▸ **Exercise prompt**: Say how many lines in the entries below mention "JSON", with no other words.

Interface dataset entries
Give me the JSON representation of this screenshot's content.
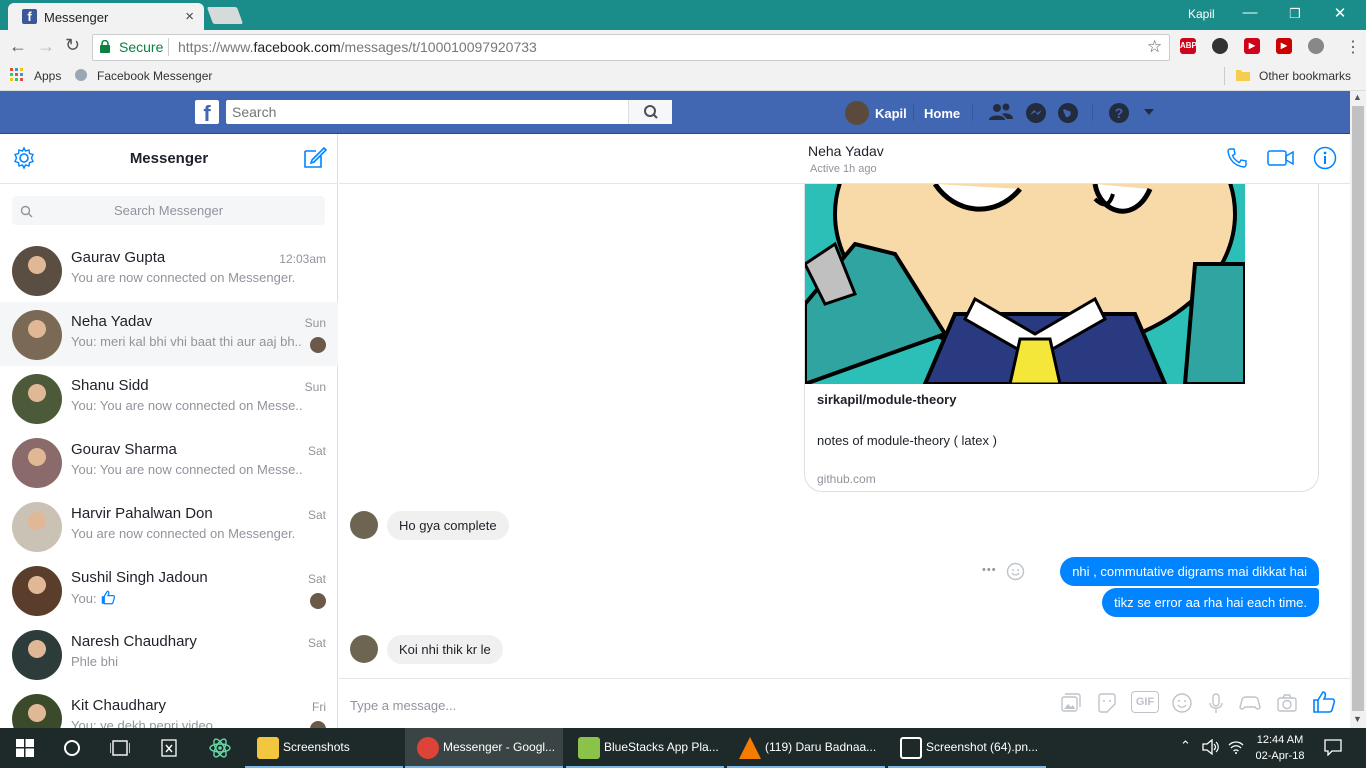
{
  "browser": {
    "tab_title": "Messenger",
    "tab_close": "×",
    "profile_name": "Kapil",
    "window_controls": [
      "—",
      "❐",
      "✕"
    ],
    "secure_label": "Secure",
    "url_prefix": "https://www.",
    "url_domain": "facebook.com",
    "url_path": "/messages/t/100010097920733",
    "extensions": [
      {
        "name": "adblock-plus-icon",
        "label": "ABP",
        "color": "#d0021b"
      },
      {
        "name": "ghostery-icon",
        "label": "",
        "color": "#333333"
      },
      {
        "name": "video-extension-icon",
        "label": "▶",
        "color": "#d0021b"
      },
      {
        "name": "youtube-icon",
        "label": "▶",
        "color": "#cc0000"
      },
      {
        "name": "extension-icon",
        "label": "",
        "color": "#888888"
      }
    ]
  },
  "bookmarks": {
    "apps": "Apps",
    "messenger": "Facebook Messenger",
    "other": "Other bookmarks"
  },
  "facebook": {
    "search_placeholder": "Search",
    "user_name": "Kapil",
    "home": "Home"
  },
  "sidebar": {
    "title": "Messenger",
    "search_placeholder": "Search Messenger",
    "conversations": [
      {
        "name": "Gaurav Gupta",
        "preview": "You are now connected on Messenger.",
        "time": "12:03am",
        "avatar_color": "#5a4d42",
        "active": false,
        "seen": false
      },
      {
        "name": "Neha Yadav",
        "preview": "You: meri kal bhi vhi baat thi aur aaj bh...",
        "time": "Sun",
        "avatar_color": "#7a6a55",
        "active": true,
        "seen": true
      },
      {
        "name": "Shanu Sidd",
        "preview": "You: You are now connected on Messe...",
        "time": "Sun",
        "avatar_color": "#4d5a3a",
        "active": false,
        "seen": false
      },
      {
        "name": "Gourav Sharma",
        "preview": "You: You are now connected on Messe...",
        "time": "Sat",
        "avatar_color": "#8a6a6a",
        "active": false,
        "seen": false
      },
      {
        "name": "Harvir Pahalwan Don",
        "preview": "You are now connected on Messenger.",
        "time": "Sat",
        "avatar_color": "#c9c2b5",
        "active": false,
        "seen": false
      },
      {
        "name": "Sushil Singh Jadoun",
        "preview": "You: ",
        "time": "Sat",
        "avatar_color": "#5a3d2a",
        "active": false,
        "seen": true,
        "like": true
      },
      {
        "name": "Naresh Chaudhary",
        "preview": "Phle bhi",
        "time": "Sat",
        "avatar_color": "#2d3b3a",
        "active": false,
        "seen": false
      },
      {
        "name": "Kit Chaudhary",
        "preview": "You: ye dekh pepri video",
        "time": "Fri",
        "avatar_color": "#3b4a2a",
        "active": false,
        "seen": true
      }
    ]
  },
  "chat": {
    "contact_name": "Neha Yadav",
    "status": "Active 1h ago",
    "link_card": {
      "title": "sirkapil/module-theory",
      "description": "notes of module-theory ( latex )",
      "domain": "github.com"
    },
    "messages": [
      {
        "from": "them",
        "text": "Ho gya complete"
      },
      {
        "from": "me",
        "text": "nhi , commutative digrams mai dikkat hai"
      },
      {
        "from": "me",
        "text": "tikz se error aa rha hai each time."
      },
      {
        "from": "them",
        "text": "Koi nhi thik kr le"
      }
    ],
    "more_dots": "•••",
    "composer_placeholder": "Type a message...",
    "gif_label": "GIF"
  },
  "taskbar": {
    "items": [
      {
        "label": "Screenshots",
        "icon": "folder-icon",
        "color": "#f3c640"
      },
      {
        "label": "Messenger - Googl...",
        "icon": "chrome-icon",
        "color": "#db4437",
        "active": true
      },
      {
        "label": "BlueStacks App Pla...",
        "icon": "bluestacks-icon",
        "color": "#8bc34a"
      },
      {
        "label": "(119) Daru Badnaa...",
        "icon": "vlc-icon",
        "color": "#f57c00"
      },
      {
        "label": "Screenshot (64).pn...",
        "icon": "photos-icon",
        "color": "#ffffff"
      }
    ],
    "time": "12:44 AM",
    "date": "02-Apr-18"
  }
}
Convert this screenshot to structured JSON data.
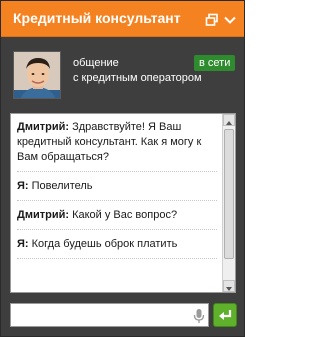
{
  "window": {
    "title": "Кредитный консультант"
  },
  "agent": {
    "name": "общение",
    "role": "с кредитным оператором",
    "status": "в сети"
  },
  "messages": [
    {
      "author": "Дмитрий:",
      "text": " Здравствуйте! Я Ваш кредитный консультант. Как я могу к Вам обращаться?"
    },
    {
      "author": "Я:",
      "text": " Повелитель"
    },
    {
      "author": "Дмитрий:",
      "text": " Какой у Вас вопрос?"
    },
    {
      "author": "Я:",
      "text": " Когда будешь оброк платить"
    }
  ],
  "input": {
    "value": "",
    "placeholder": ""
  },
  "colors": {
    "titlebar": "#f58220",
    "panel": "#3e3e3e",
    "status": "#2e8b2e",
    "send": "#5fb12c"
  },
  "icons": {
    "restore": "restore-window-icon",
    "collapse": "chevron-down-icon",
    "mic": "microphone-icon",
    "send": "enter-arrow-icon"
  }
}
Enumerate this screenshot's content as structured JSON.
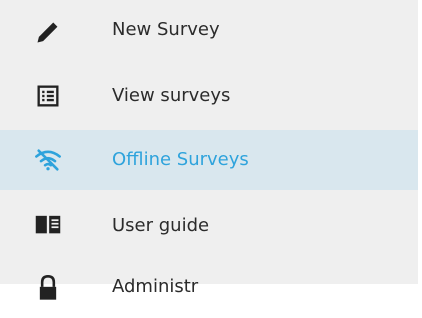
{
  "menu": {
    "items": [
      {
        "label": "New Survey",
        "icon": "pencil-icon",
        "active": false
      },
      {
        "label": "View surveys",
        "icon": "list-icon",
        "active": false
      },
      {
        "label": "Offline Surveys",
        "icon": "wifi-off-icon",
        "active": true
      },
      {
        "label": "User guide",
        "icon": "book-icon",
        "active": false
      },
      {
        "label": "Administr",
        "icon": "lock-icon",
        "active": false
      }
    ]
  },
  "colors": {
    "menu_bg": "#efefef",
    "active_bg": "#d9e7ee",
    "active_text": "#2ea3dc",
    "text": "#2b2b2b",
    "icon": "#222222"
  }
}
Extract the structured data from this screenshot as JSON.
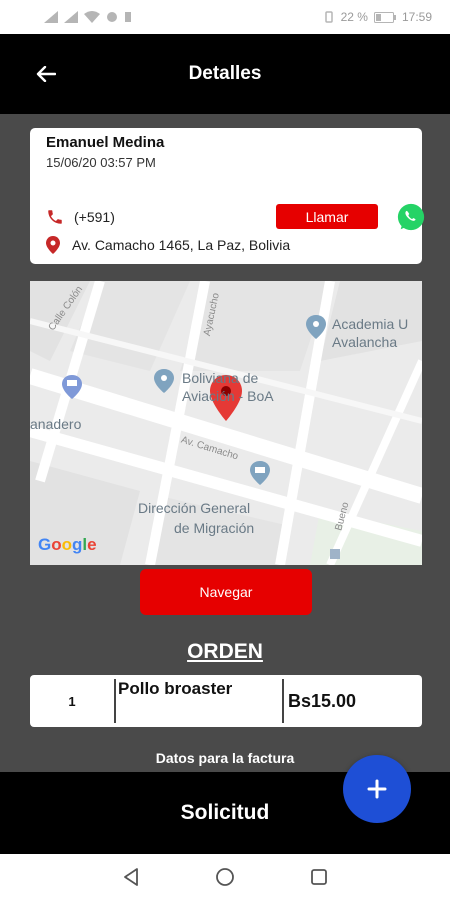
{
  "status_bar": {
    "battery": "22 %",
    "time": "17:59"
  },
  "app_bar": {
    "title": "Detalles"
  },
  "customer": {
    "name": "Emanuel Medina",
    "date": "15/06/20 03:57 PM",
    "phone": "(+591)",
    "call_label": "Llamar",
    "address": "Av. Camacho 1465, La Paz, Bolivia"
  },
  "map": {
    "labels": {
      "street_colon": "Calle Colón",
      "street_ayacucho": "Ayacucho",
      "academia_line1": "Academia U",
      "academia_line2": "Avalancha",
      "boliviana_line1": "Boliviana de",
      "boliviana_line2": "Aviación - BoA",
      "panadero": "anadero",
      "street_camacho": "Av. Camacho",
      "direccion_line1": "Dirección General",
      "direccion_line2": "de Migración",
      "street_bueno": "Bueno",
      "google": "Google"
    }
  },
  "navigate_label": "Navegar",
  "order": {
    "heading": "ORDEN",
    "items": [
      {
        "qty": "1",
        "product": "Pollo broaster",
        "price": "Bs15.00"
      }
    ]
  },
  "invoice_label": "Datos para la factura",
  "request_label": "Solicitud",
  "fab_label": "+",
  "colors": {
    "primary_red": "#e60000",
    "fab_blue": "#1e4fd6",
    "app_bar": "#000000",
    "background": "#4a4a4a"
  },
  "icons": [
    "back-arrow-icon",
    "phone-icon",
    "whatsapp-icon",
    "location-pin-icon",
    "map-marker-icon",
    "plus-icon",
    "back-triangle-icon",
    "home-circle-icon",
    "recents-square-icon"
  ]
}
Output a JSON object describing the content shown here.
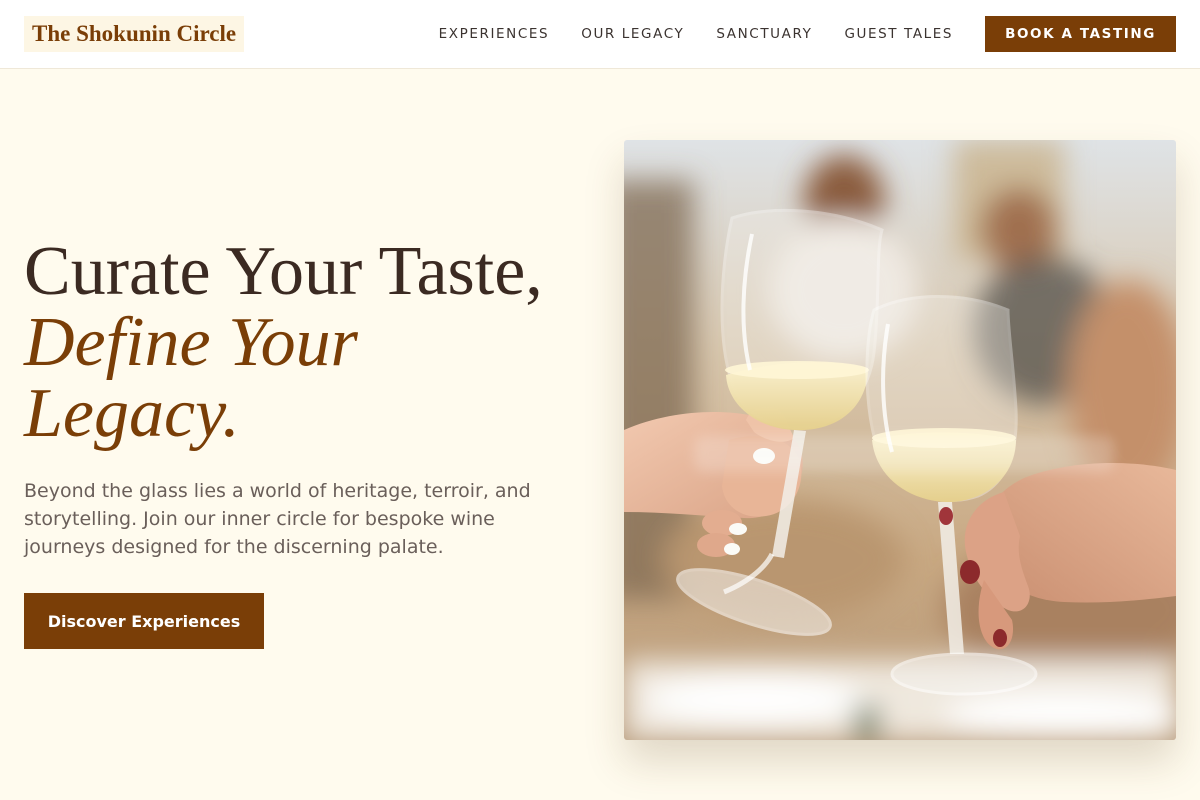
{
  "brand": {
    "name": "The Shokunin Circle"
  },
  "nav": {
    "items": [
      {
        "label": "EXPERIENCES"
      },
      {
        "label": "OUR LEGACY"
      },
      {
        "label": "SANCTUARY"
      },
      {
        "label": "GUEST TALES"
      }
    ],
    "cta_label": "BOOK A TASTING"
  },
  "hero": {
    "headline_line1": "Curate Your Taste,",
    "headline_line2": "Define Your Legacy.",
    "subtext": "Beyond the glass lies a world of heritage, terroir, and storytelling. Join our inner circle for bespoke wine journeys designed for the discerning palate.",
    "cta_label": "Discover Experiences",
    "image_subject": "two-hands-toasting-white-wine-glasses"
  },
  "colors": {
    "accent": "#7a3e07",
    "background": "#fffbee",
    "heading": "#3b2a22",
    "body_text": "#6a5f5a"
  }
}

▸ **Result of the exercise**: 5